Metformin May Help Reduce the Risk for Osteoarthritis

Researchers sought to provide some causal evidence on the effects of metformin on osteoarthritis using 2 different metformin targets.

Findings from a Mendelian randomization (MR) study have shown that 2 metformin targets, AMP-activated protein kinase (AMPK) and growth differentiation factor 15 (GDF-15), can be potential therapeutic targets for osteoarthritis (OA), particularly hip OA. Results of the study were published in Osteoarthritis and Cartilage.

The researchers sought to provide causal evidence on the effects of metformin on OA via the use of AMPK and GDF-15. These 2 metformin targets were used to mimic the effect of metformin use on OA outcomes. Utilizing this 2-sample MR design, they constructed 44 AMPK-related variants genetically predicted in hemoglobin A1c as instruments for AMPK and 5 single-nucleotide polymorphisms that were significantly associated with GDF-15.

A total of 455,211 participants of European descent were included in the study. Summary-level data obtained from the largest genome-wide meta-analysis across the UK Biobank and arcOGEN were used for 3 phenotypes of OA, including OA at any site (n=77,052), knee OA (24,955), and hip OA (n=15,704), as well as for 378,169 healthy control participants.

Results of the study showed that genetically predicted AMPK was negatively associated with OA at any site (odds ratio [OR], 0.60; 95% CI, 0.43-0.83; P =.002) and with hip OA (OR, 0.42; 95% CI, 0.22-0.80; P =.008), but not with knee OA (OR, 0.85; 95% CI, 0.49-1.50; P =.585).

Higher levels of genetically predicted GDF-15 significantly decreased the risk for hip OA (OR, 0.95; 95% CI, 0.90-0.99: P =.039), but not the risk for OA at any site (OR, 1.00; 95% CI, 0.98-1.02; P =.904) or the risk for knee OA (OR, 1.02; 95% CI, 0.98-1.07; P =.310).

Limitations of the study included the fact that although the investigators used 2 targets of metformin, they were “unable to assess the overall effect of metformin…because metformin may [have influenced] OA via multiple protein targets, or even through the gut microbiome as reported in other diseases.” The summary statistic of the study was based on European populations, thus limiting the generalizability of the results.

The study authors concluded that the findings from the current study can provide only a hypothesis that metformin use might be useful in reducing an individual’s risk for OA. Randomized controlled trials are warranted in order to explore whether metformin can be repurposed for OA therapy.
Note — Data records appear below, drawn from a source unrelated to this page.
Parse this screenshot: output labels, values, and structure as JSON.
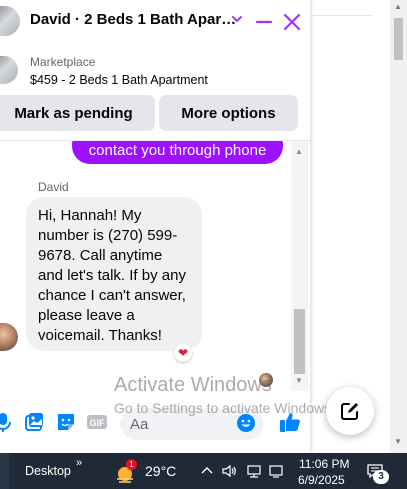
{
  "chat": {
    "title": "David · 2 Beds 1 Bath Apar…",
    "marketplace_label": "Marketplace",
    "listing": "$459 - 2 Beds 1 Bath Apartment",
    "buttons": {
      "pending": "Mark as pending",
      "more": "More options"
    },
    "sent_message_tail": "contact you through phone",
    "sender": "David",
    "received_message": "Hi, Hannah! My number is (270) 599-9678. Call anytime and let's talk. If by any chance I can't answer, please leave a voicemail. Thanks!",
    "reaction": "❤",
    "input_placeholder": "Aa",
    "colors": {
      "accent": "#a033ff",
      "sent_bubble": "#9f10ff",
      "received_bubble": "#f0f0f0",
      "like": "#0084ff"
    }
  },
  "watermark": {
    "title": "Activate Windows",
    "subtitle": "Go to Settings to activate Windows."
  },
  "icons": {
    "chevron": "chevron-down-icon",
    "minimize": "minimize-icon",
    "close": "close-icon",
    "mic": "microphone-icon",
    "photo": "photo-icon",
    "sticker": "sticker-icon",
    "gif": "gif-icon",
    "emoji": "emoji-icon",
    "like": "thumbs-up-icon",
    "compose": "compose-icon"
  },
  "taskbar": {
    "desktop": "Desktop",
    "chevron": "»",
    "weather_badge": "1",
    "temperature": "29°C",
    "time": "11:06 PM",
    "date": "6/9/2025",
    "notification_count": "3"
  }
}
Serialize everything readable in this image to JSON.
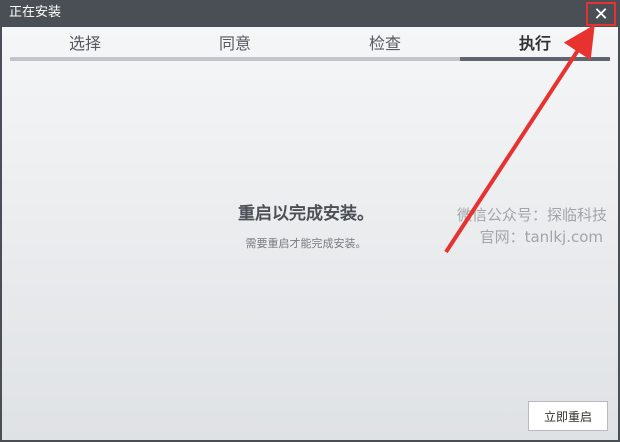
{
  "window": {
    "title": "正在安装"
  },
  "tabs": [
    {
      "label": "选择"
    },
    {
      "label": "同意"
    },
    {
      "label": "检查"
    },
    {
      "label": "执行"
    }
  ],
  "main": {
    "heading": "重启以完成安装。",
    "subtext": "需要重启才能完成安装。",
    "restart_button": "立即重启"
  },
  "watermark": {
    "line1": "微信公众号：探临科技",
    "line2": "官网：tanlkj.com"
  },
  "icons": {
    "close": "✕"
  },
  "colors": {
    "annotation": "#e8322f",
    "active_tab_bar": "#5f6670"
  }
}
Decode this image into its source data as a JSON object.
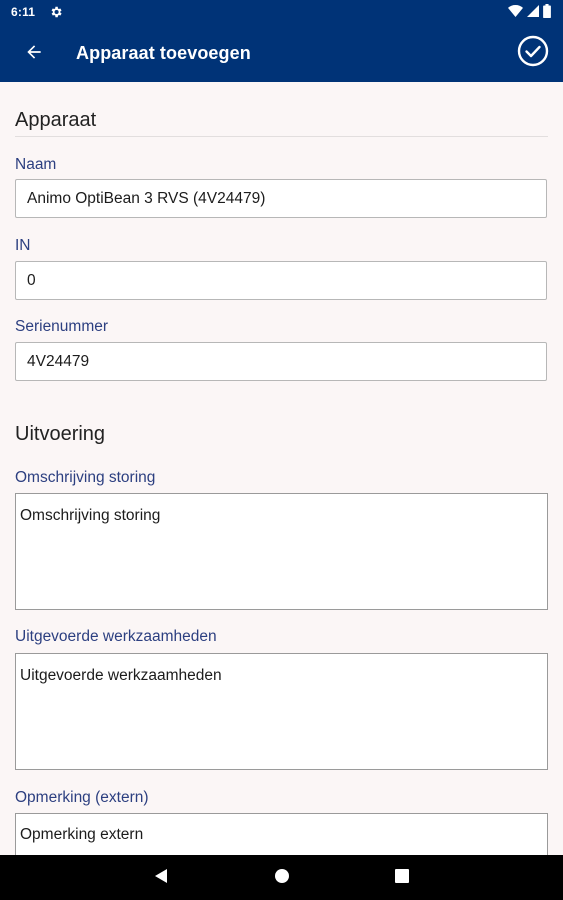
{
  "status_bar": {
    "time": "6:11",
    "settings_icon": "gear-icon",
    "wifi_icon": "wifi-icon",
    "signal_icon": "cellular-signal-icon",
    "battery_icon": "battery-icon"
  },
  "app_bar": {
    "back_icon": "arrow-back-icon",
    "title": "Apparaat toevoegen",
    "confirm_icon": "check-circle-icon",
    "background_color": "#003377"
  },
  "sections": {
    "device": {
      "title": "Apparaat",
      "name_label": "Naam",
      "name_value": "Animo OptiBean 3 RVS (4V24479)",
      "in_label": "IN",
      "in_value": "0",
      "serial_label": "Serienummer",
      "serial_value": "4V24479"
    },
    "execution": {
      "title": "Uitvoering",
      "fault_label": "Omschrijving storing",
      "fault_placeholder": "Omschrijving storing",
      "work_label": "Uitgevoerde werkzaamheden",
      "work_placeholder": "Uitgevoerde werkzaamheden",
      "remark_label": "Opmerking (extern)",
      "remark_placeholder": "Opmerking extern"
    }
  },
  "nav_bar": {
    "back_icon": "nav-back-icon",
    "home_icon": "nav-home-icon",
    "recents_icon": "nav-recents-icon"
  },
  "colors": {
    "label_accent": "#2c3f80",
    "content_background": "#fbf6f6"
  }
}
Zhang Y, Li D, Zhu Z, et al.Evaluating the impact of metformin targets on the risk of osteoarthritis: a Mendelian randomization study. Osteoarthritis Cartilage. Published online July 6, 2022. doi:10.1016/j.joca.2022.06.010